The other possibility is that I could have better trusted the software of the time. Remember I said there were various container formats to deal with Mac files being Different? Many Mac file transfer programs understood that, and automatically encoded files into one of those containers when transferring to another machine (either to preserve the information on a non-Mac, or so the Mac on the other side could immediately decode it). I probably could have gotten one of those programs working too.

But whatever, it was a fun project. Even if I have so many other projects I could be doing…

Wrapping up

Like I said, I may have gotten data off the old PowerBook, but I haven’t actually decoded it yet. (I hope I didn’t miss anything…) Still, it felt great to use my just-for-kicks between-jobs vanity project from 2020 to actually do some useful work…and I really do think doing it in Swift was easier than doing it in C would have been.

You can find the code for this project in the examples section of my ppc-swift-project repo.

EDIT: And here’s the latest built ppc-swift toolchain, so you don’t have to build it yourself. It’s still a Swift 5.3-dev, though, so no fancy Swift features from the last few years.

  1. What happened to this much-beloved series? RSI. These days, most of my blog posts are first written on my phone, where thumb-typing uses a different set of muscles from the keyboarding I do all week for work. But the Swift Runtime series requires constantly referencing the source code while I’m writing, as well as lots of diagrams and reformatting and such that aren’t just linear text. As such, I haven’t been able to work on them on my phone, and so the project remains on indefinite hold. I do still hope to pick it up again some day, but clearly I am not in a place to make promises. ↩︎

  2. This does mean that throwing an error in Swift requires memory allocation. An alternate strategy would be to pass down the address of a fixed-size buffer used for the error if it’s small enough, basically inout any Foo?. But this would be slightly slower to test the results after a call, at least on the platforms with a dedicated error register, and that’s something Swift wanted to make fast. It also makes conversion between Error and NSError simpler on platforms where that matters, and then it’s easier if the implementations aren’t drastically different across platforms. ↩︎

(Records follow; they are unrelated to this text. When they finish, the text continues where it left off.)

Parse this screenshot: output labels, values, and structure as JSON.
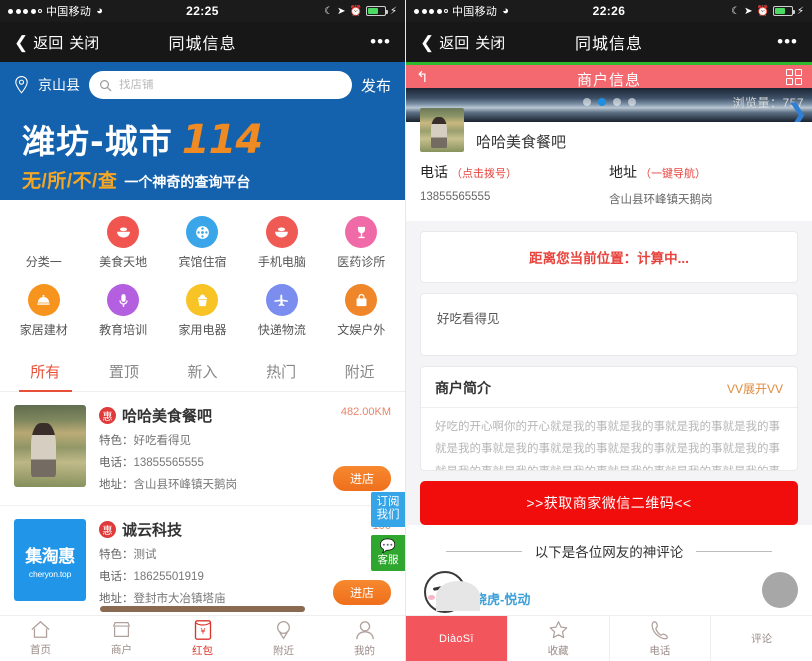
{
  "left": {
    "status": {
      "carrier": "中国移动",
      "time": "22:25"
    },
    "nav": {
      "back": "返回",
      "close": "关闭",
      "title": "同城信息",
      "more": "•••"
    },
    "search": {
      "city": "京山县",
      "placeholder": "找店铺",
      "value": "",
      "publish": "发布"
    },
    "banner": {
      "city": "潍坊-城市",
      "number": "114",
      "slogan": "无/所/不/查",
      "sub": "一个神奇的查询平台"
    },
    "categories": [
      {
        "label": "分类一",
        "icon": "blank-icon",
        "color": "#ffffff"
      },
      {
        "label": "美食天地",
        "icon": "bowl-icon",
        "color": "#f0564f"
      },
      {
        "label": "宾馆住宿",
        "icon": "film-reel-icon",
        "color": "#3aa5e8"
      },
      {
        "label": "手机电脑",
        "icon": "bowl-icon",
        "color": "#f05a55"
      },
      {
        "label": "医药诊所",
        "icon": "goblet-icon",
        "color": "#ef6aa6"
      },
      {
        "label": "家居建材",
        "icon": "cloche-icon",
        "color": "#f7941e"
      },
      {
        "label": "教育培训",
        "icon": "microphone-icon",
        "color": "#b45ee0"
      },
      {
        "label": "家用电器",
        "icon": "cupcake-icon",
        "color": "#f7c325"
      },
      {
        "label": "快递物流",
        "icon": "airplane-icon",
        "color": "#7b8ef0"
      },
      {
        "label": "文娱户外",
        "icon": "handbag-icon",
        "color": "#f0862a"
      }
    ],
    "tabs": [
      {
        "label": "所有",
        "active": true
      },
      {
        "label": "置顶",
        "active": false
      },
      {
        "label": "新入",
        "active": false
      },
      {
        "label": "热门",
        "active": false
      },
      {
        "label": "附近",
        "active": false
      }
    ],
    "listings": [
      {
        "badge": "惠",
        "title": "哈哈美食餐吧",
        "feature_key": "特色：",
        "feature": "好吃看得见",
        "phone_key": "电话：",
        "phone": "13855565555",
        "address_key": "地址：",
        "address": "含山县环峰镇天鹅岗",
        "distance": "482.00KM",
        "enter": "进店"
      },
      {
        "badge": "惠",
        "title": "诚云科技",
        "feature_key": "特色：",
        "feature": "测试",
        "phone_key": "电话：",
        "phone": "18625501919",
        "address_key": "地址：",
        "address": "登封市大冶镇塔庙",
        "distance": "100",
        "enter": "进店",
        "logo_main": "集淘惠",
        "logo_sub": "cheryon.top"
      }
    ],
    "float": {
      "subscribe": "订阅\n我们",
      "subscribe_l1": "订阅",
      "subscribe_l2": "我们",
      "service": "客服"
    },
    "tabbar": [
      {
        "label": "首页",
        "icon": "home-icon",
        "hot": false
      },
      {
        "label": "商户",
        "icon": "shop-icon",
        "hot": false
      },
      {
        "label": "红包",
        "icon": "redpacket-icon",
        "hot": true
      },
      {
        "label": "附近",
        "icon": "location-icon",
        "hot": false
      },
      {
        "label": "我的",
        "icon": "person-icon",
        "hot": false
      }
    ]
  },
  "right": {
    "status": {
      "carrier": "中国移动",
      "time": "22:26"
    },
    "nav": {
      "back": "返回",
      "close": "关闭",
      "title": "同城信息",
      "more": "•••"
    },
    "inner_header": {
      "title": "商户信息",
      "views": "浏览量：757"
    },
    "shop": {
      "name": "哈哈美食餐吧"
    },
    "contact": {
      "phone_label": "电话",
      "phone_hint": "（点击拨号）",
      "phone": "13855565555",
      "address_label": "地址",
      "address_hint": "（一键导航）",
      "address": "含山县环峰镇天鹅岗"
    },
    "distance_card": "距离您当前位置：计算中...",
    "feature_card": "好吃看得见",
    "intro": {
      "title": "商户简介",
      "expand": "VV展开VV",
      "body": "好吃的开心啊你的开心就是我的事就是我的事就是我的事就是我的事就是我的事就是我的事就是我的事就是我的事就是我的事就是我的事就是我的事就是我的事就是我的事就是我的事就是我的事就是我的事"
    },
    "qr_button": ">>获取商家微信二维码<<",
    "comments_header": "以下是各位网友的神评论",
    "comment_author": "饶虎-悦动",
    "tabbar": [
      {
        "label": "DiàoSī",
        "icon": "brand-icon",
        "filled": true
      },
      {
        "label": "收藏",
        "icon": "star-icon",
        "filled": false
      },
      {
        "label": "电话",
        "icon": "phone-icon",
        "filled": false
      },
      {
        "label": "评论",
        "icon": "comment-icon",
        "filled": false
      }
    ]
  }
}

  3. Which has another interesting consequence: as disks got larger, the smallest possible non-empty file also gets larger. On the PowerBook I was rescuing files from, the smallest possible file was 46KB, meaning the disk must have been about 3GB. For comparison, most modern filesystems support file allocations as small as 4KB (including HFS+), and some even have a special case for very small files to store the contents alongside the metadata. ↩︎

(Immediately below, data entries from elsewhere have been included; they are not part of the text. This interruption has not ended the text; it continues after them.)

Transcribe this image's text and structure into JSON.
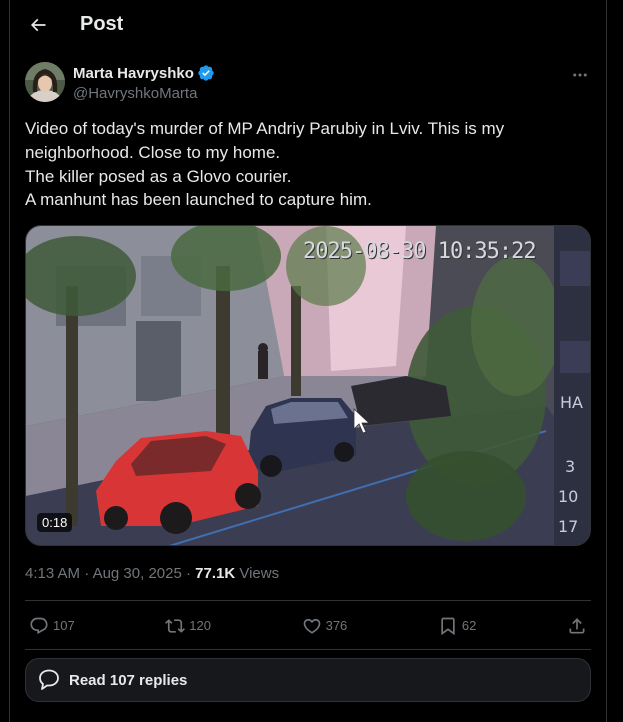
{
  "header": {
    "title": "Post",
    "back_icon": "arrow-left-icon"
  },
  "author": {
    "name": "Marta Havryshko",
    "handle": "@HavryshkoMarta",
    "verified": true,
    "verified_color": "#1d9bf0"
  },
  "post": {
    "lines": [
      "Video of today's murder of MP Andriy Parubiy in Lviv. This is my neighborhood. Close to my home.",
      "The killer posed as a Glovo courier.",
      "A manhunt has been launched to capture him."
    ]
  },
  "media": {
    "type": "video",
    "overlay_timestamp": "2025-08-30 10:35:22",
    "duration": "0:18",
    "side_text": [
      "НА",
      "3",
      "10",
      "17"
    ]
  },
  "meta": {
    "time": "4:13 AM",
    "separator": "·",
    "date": "Aug 30, 2025",
    "dot": "·",
    "views_count": "77.1K",
    "views_label": "Views"
  },
  "actions": {
    "replies": "107",
    "reposts": "120",
    "likes": "376",
    "bookmarks": "62"
  },
  "read_replies": {
    "label": "Read 107 replies"
  },
  "colors": {
    "background": "#000000",
    "text": "#e7e9ea",
    "muted": "#71767b",
    "border": "#2f3336",
    "accent": "#1d9bf0"
  }
}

  4. Pronounced “scuzzy”, though supposedly one of the original designers wanted it to be pronounced “sexy” and nobody took them up on it. ↩︎